The noble laureate Rabindranath Tagore provided me the first glimpse into adult fiction world, when I read his novel ‘Yogayog’ for my summer holidays work in Seventh grade. The first initiation soon led to a life long love of fiction and since then novels, stories and poems have become the staple diet and an integral part of my life.
Last week, when I got a chance to lay my hands on ‘The Tagore Omnibus’ Collector’s Edition comprising of not one or two, but five novels, my joy knew no bounds. I grabbed the book with trembling hands, and my first reaction was to see whether it had Yogayog?
I was over whelmed by the old fond memories and once again, I found myself a twelve year old deeply engrossed in the intrigued yet seemingly real world of Tagore. When I first read Yogayog, my pre teen mind was pleasantly surprised to find adults so childish that they can fight for ages for false pride manifested in such trivial matters as to the height of the Durga idol. This was the focal point about this novel that I still remember from my childhood days.
However, when I read the novel this time, I could make many more revelations. The novel is not just about the baseness of pomp and show and false pride, but also about lack of communication and the unexpressed expectations of husband and wife.
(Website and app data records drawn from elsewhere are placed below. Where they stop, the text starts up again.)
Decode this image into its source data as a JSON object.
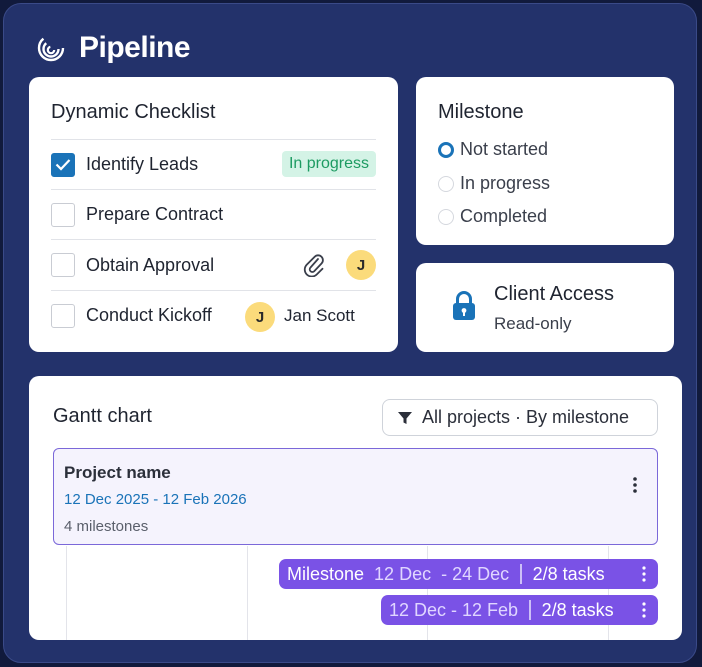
{
  "app": {
    "title": "Pipeline"
  },
  "checklist": {
    "title": "Dynamic Checklist",
    "items": [
      {
        "label": "Identify Leads",
        "checked": true,
        "badge": "In progress"
      },
      {
        "label": "Prepare Contract",
        "checked": false
      },
      {
        "label": "Obtain Approval",
        "checked": false,
        "attachment_icon": "paperclip-icon",
        "avatar": "J"
      },
      {
        "label": "Conduct Kickoff",
        "checked": false,
        "avatar": "J",
        "assignee": "Jan Scott"
      }
    ]
  },
  "milestone": {
    "title": "Milestone",
    "options": [
      {
        "label": "Not started",
        "selected": true
      },
      {
        "label": "In progress",
        "selected": false
      },
      {
        "label": "Completed",
        "selected": false
      }
    ]
  },
  "client_access": {
    "title": "Client Access",
    "status": "Read-only",
    "icon": "lock-icon"
  },
  "gantt": {
    "title": "Gantt chart",
    "filter_label": "All projects · By milestone",
    "project": {
      "name": "Project name",
      "dates": "12 Dec 2025 - 12 Feb 2026",
      "milestones": "4 milestones"
    },
    "bars": [
      {
        "name": "Milestone",
        "start": "12 Dec",
        "end": "- 24 Dec",
        "tasks": "2/8 tasks"
      },
      {
        "range": "12 Dec - 12 Feb",
        "tasks": "2/8 tasks"
      }
    ]
  },
  "colors": {
    "accent": "#1a73b8",
    "bar": "#7a52e6",
    "background": "#23326b",
    "badge_bg": "#d4f3e6",
    "badge_text": "#1d9b62"
  }
}
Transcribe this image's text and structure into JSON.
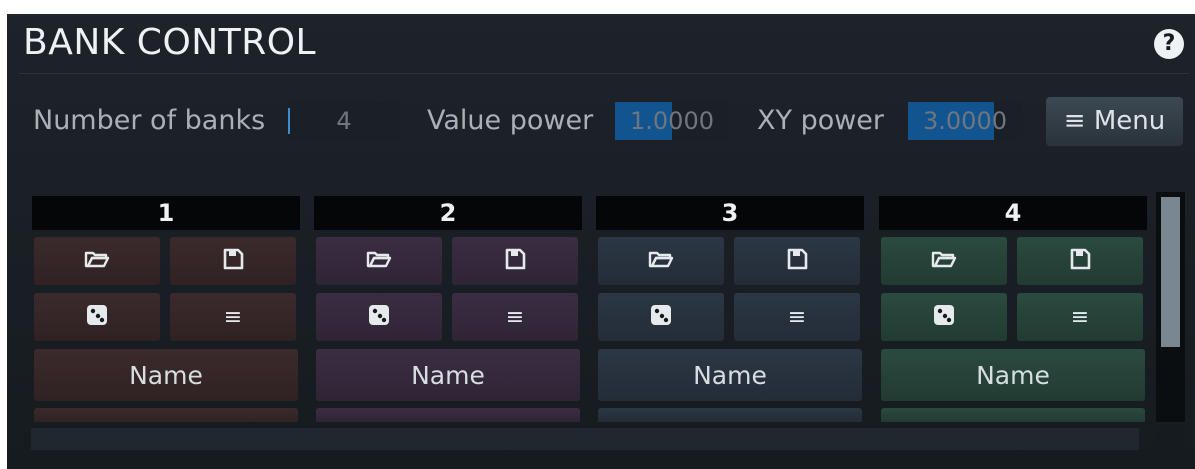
{
  "panel": {
    "title": "BANK CONTROL",
    "help_label": "?"
  },
  "params": {
    "banks_label": "Number of banks",
    "banks_value": "4",
    "value_power_label": "Value power",
    "value_power": "1.0000",
    "value_power_fill": 0.5,
    "xy_power_label": "XY power",
    "xy_power": "3.0000",
    "xy_power_fill": 0.75,
    "menu_label": "≡ Menu"
  },
  "banks": [
    {
      "number": "1",
      "name_label": "Name",
      "color": "#3b2a2c"
    },
    {
      "number": "2",
      "name_label": "Name",
      "color": "#3b2d43"
    },
    {
      "number": "3",
      "name_label": "Name",
      "color": "#2c3745"
    },
    {
      "number": "4",
      "name_label": "Name",
      "color": "#2b4a3f"
    }
  ],
  "icons": {
    "open": "folder-open-icon",
    "save": "floppy-disk-icon",
    "random": "dice-icon",
    "menu": "≡"
  }
}
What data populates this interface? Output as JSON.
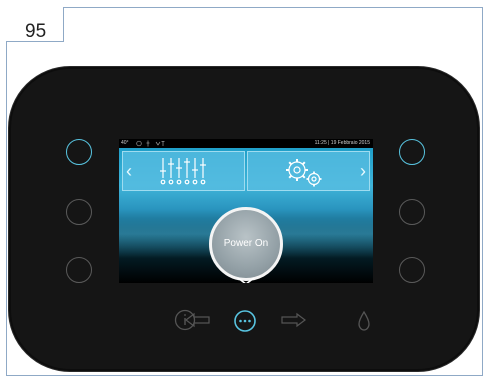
{
  "figure_label": "95",
  "status_bar": {
    "left_text": "40°",
    "right_text": "11:25 | 19 Febbraio 2015"
  },
  "screen": {
    "power_button_label": "Power On"
  },
  "colors": {
    "accent": "#58c4e0",
    "device_body": "#151515",
    "inactive_ring": "#5a5a5a",
    "frame_border": "#8fa9c6"
  },
  "icons": {
    "left_tile": "sliders-icon",
    "right_tile": "gears-icon",
    "bottom_bar": [
      "info-icon",
      "arrow-left-icon",
      "more-icon",
      "arrow-right-icon",
      "drop-icon"
    ]
  }
}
Tagore paints a true picture of the Zamindari traditions of Bengal, where men were busy in squandering money on futile display of wealth and women were oppressed and locked within the household, with almost no rights. In such times, Tagore boldly presents his heroine Kumudini, who is willing to stand against injustice and will not be subdued by anyone.
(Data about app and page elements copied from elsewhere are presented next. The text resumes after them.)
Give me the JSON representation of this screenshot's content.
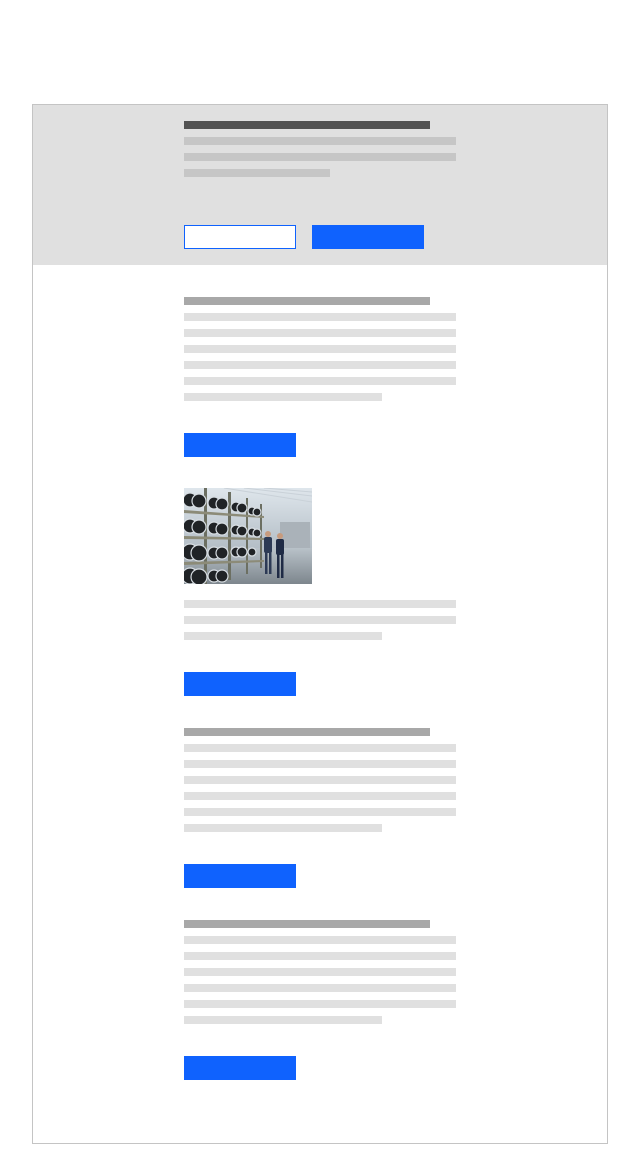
{
  "page": {
    "hero": {
      "secondary_button": {
        "label": ""
      },
      "primary_button": {
        "label": ""
      }
    },
    "sections": [
      {
        "button_label": ""
      },
      {
        "image_alt": "",
        "button_label": ""
      },
      {
        "button_label": ""
      },
      {
        "button_label": ""
      }
    ]
  },
  "colors": {
    "primary": "#0f62fe",
    "hero_background": "#e0e0e0",
    "frame_border": "#c4c4c4",
    "heading_placeholder": "#a8a8a8",
    "text_placeholder": "#e0e0e0"
  },
  "icons": []
}
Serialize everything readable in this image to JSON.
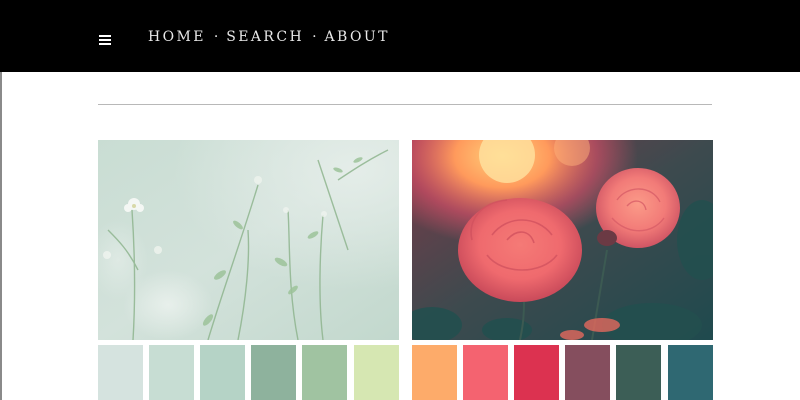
{
  "nav": {
    "menu_icon": "hamburger-menu-icon",
    "links": [
      "HOME",
      "SEARCH",
      "ABOUT"
    ],
    "separator": "·"
  },
  "palettes": {
    "left": [
      "#d5e3df",
      "#c7ddd3",
      "#b5d3c6",
      "#8eb29d",
      "#a0c3a1",
      "#d6e7b2"
    ],
    "right": [
      "#fdab6a",
      "#f46370",
      "#dc3250",
      "#854e5e",
      "#3c5e56",
      "#2f6872"
    ]
  }
}
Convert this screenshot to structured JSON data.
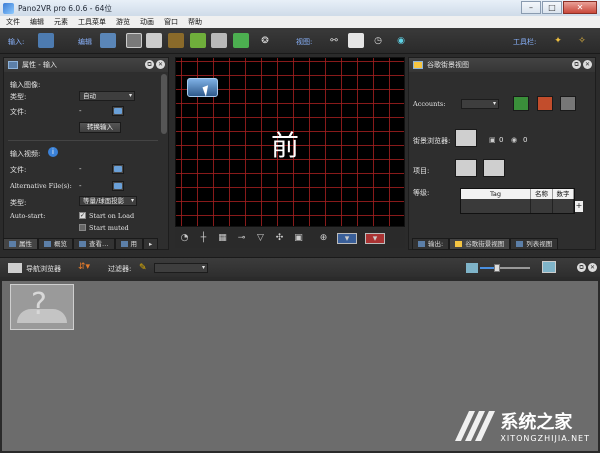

The story revolves around the Ghoshal and Chatterjee families, who are neighbours and sworn competitors. The Chatterjees fall into bad times, while the Ghoshal’s son is able to make fortune. With newly acquired wealth, Madhusudan Ghoshal decides to make Chatterjees feel subservient to him, by giving them huge loans and getting married with the youngest daughter of Chatterjee clan, Kumudini.
Madhusudan and Kumudini’s rivalry is not limited to their family feud, but is aggravated by their totally different natures, Madhu- a rude master and Kumu- a God-fearing, docile but self respecting woman. Whether such an oddly matched couple would ever be able to reconcile their differences and live harmoniously as man and wife, forms the very framework of the story.
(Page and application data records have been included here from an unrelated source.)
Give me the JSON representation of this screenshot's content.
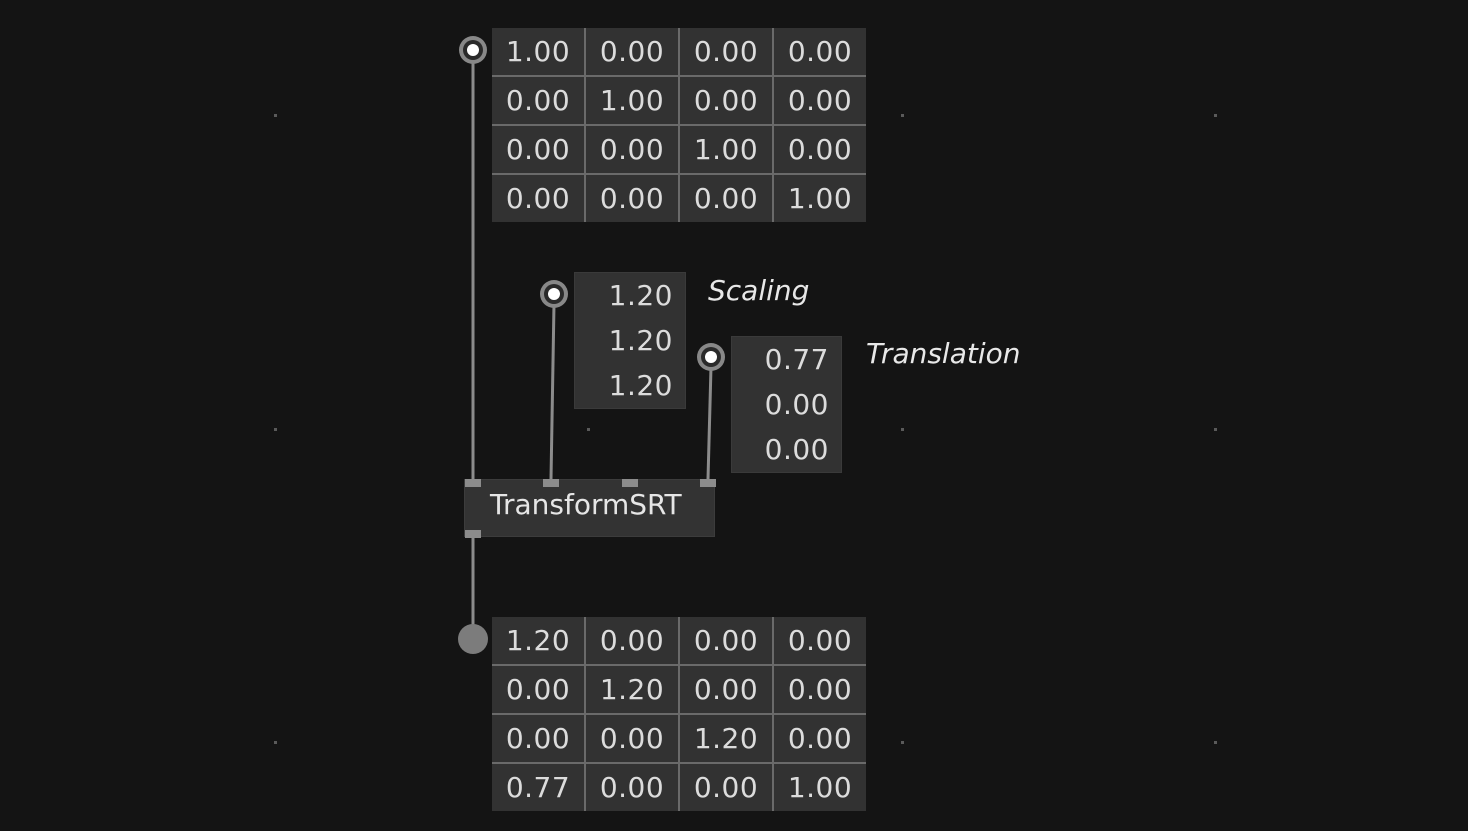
{
  "input_matrix": [
    [
      "1.00",
      "0.00",
      "0.00",
      "0.00"
    ],
    [
      "0.00",
      "1.00",
      "0.00",
      "0.00"
    ],
    [
      "0.00",
      "0.00",
      "1.00",
      "0.00"
    ],
    [
      "0.00",
      "0.00",
      "0.00",
      "1.00"
    ]
  ],
  "scaling": {
    "label": "Scaling",
    "values": [
      "1.20",
      "1.20",
      "1.20"
    ]
  },
  "translation": {
    "label": "Translation",
    "values": [
      "0.77",
      "0.00",
      "0.00"
    ]
  },
  "node": {
    "title": "TransformSRT"
  },
  "output_matrix": [
    [
      "1.20",
      "0.00",
      "0.00",
      "0.00"
    ],
    [
      "0.00",
      "1.20",
      "0.00",
      "0.00"
    ],
    [
      "0.00",
      "0.00",
      "1.20",
      "0.00"
    ],
    [
      "0.77",
      "0.00",
      "0.00",
      "1.00"
    ]
  ],
  "colors": {
    "background": "#141414",
    "box": "#323232",
    "wire": "#8c8c8c",
    "text": "#dcdcdc"
  }
}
In Tagore’s deft hands, the story acquires an epic status. He is a master of human psyche, with the result that his hero and heroine are never ideal. Rather, they closely resemble the real men and women, each with his own faults and shortcomings. And that’s why the novel becomes so realistic and familiar that every reader is able to identify himself or herself with the protagonists.
It is not at all difficult to recognize one of your friends or relatives as arrogant Madhu or good natured and yet obstinate Kumu. When such people get married, the life becomes a continuous strife and struggle against upmanship. In modern days , divorce is not a far fetched idea for such ill matched couples, but our Hero Heroine lived in Pre Independence era, where no such option existed and it was really fun to see them reconcile differences in their own retracted ways.
I found it refreshing despite the fact that Kumudini’s over zealous religious and pious attitude seems redundant in present times, but the writer uses even this defect to establish the naivety of the character and gives the novel an added sheen. I will remember the pleasant characters of Nabin and his wife for a long time for their good nature and witty remarks. They present the anti thesis to the main couple and Tagore uses them to create perfect foil around the loveless, luckless marriage.
Even in my second reading, the novel managed to impress me once again. It is and will always be a thoroughly enjoyable classic.